▸ **Task objective**
Scan the records for "JSON". Report each line that includes it.

▸ **Dataset rows for apps and sites**
=== Begin Enclosure ===

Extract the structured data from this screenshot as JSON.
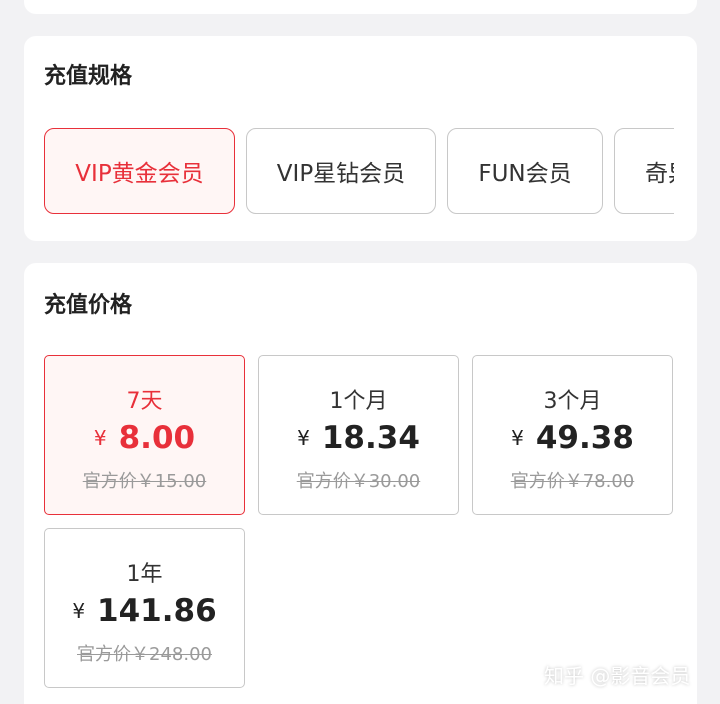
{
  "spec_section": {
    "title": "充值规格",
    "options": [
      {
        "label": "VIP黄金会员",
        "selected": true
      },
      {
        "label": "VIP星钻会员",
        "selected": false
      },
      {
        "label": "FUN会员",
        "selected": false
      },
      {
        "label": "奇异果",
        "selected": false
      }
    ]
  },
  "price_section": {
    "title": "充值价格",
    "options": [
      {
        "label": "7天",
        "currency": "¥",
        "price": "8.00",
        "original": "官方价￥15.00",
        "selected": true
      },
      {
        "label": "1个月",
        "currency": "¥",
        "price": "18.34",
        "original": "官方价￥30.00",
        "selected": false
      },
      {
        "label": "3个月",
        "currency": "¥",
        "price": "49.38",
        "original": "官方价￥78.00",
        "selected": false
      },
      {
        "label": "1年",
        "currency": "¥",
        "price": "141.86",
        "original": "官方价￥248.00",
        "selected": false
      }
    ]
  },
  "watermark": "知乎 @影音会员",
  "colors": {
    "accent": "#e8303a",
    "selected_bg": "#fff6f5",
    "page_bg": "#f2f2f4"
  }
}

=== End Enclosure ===
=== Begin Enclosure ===

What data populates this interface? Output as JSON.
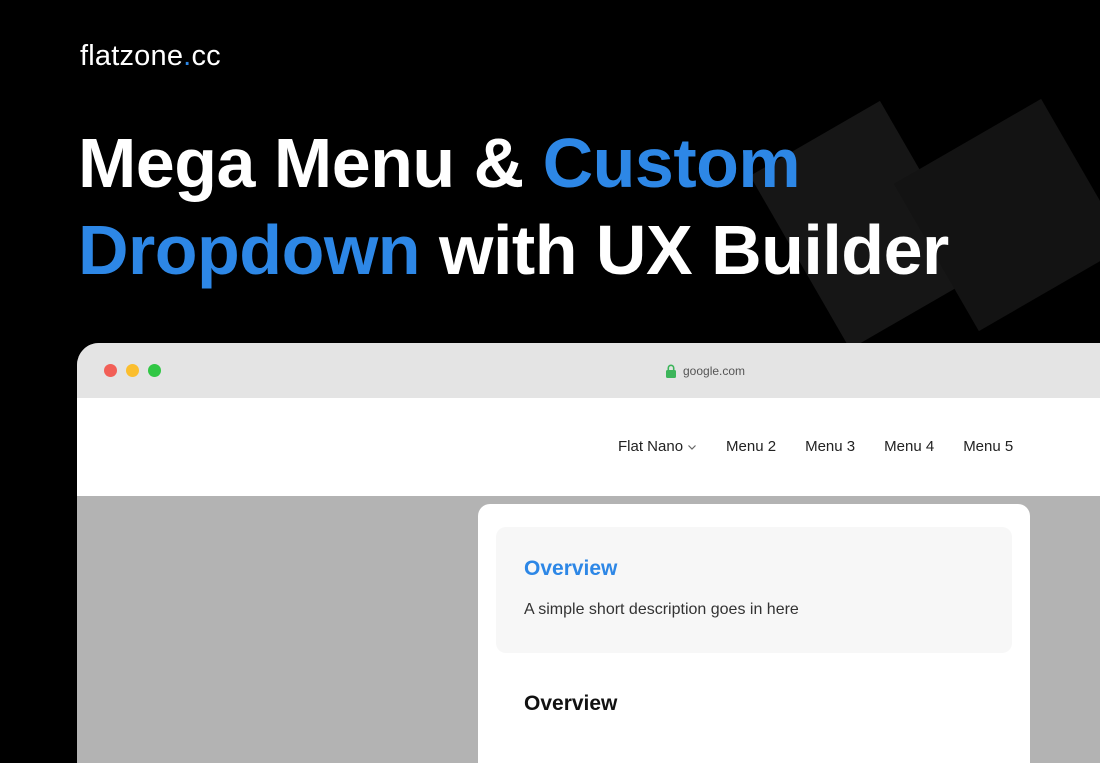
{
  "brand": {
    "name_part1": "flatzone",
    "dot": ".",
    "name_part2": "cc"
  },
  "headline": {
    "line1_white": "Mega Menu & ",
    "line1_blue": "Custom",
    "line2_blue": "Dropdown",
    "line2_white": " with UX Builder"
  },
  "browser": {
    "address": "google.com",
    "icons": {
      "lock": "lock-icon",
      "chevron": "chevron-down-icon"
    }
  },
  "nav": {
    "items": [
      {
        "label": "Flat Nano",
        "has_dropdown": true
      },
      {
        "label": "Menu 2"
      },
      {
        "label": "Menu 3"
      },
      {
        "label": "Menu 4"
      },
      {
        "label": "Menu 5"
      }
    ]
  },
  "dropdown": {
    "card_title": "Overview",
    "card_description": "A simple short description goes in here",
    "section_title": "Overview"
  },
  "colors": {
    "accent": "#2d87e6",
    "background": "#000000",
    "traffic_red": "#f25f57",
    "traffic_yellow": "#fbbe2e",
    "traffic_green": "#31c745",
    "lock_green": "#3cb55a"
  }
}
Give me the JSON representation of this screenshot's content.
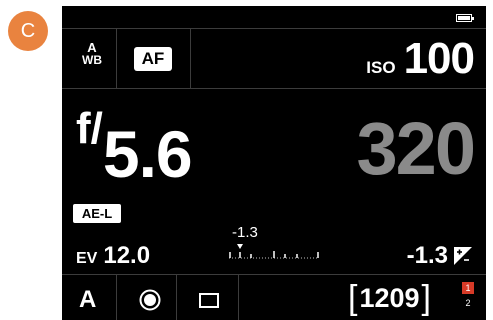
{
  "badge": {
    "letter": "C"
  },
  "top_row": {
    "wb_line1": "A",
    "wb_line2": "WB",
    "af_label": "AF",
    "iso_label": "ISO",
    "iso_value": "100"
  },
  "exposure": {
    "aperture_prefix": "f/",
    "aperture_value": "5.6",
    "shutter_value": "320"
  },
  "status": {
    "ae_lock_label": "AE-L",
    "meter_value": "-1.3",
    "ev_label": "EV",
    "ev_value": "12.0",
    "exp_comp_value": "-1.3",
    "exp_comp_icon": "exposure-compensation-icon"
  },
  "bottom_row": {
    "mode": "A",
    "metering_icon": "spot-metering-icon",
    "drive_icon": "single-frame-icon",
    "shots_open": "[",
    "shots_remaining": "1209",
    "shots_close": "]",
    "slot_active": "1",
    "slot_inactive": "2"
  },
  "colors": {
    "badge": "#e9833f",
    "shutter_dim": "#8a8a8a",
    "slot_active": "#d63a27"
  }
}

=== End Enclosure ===

▸ **Task response**
Extract the structured data from this screenshot as JSON.
What data populates this interface? Output as JSON.
Give me the JSON representation of this screenshot's content.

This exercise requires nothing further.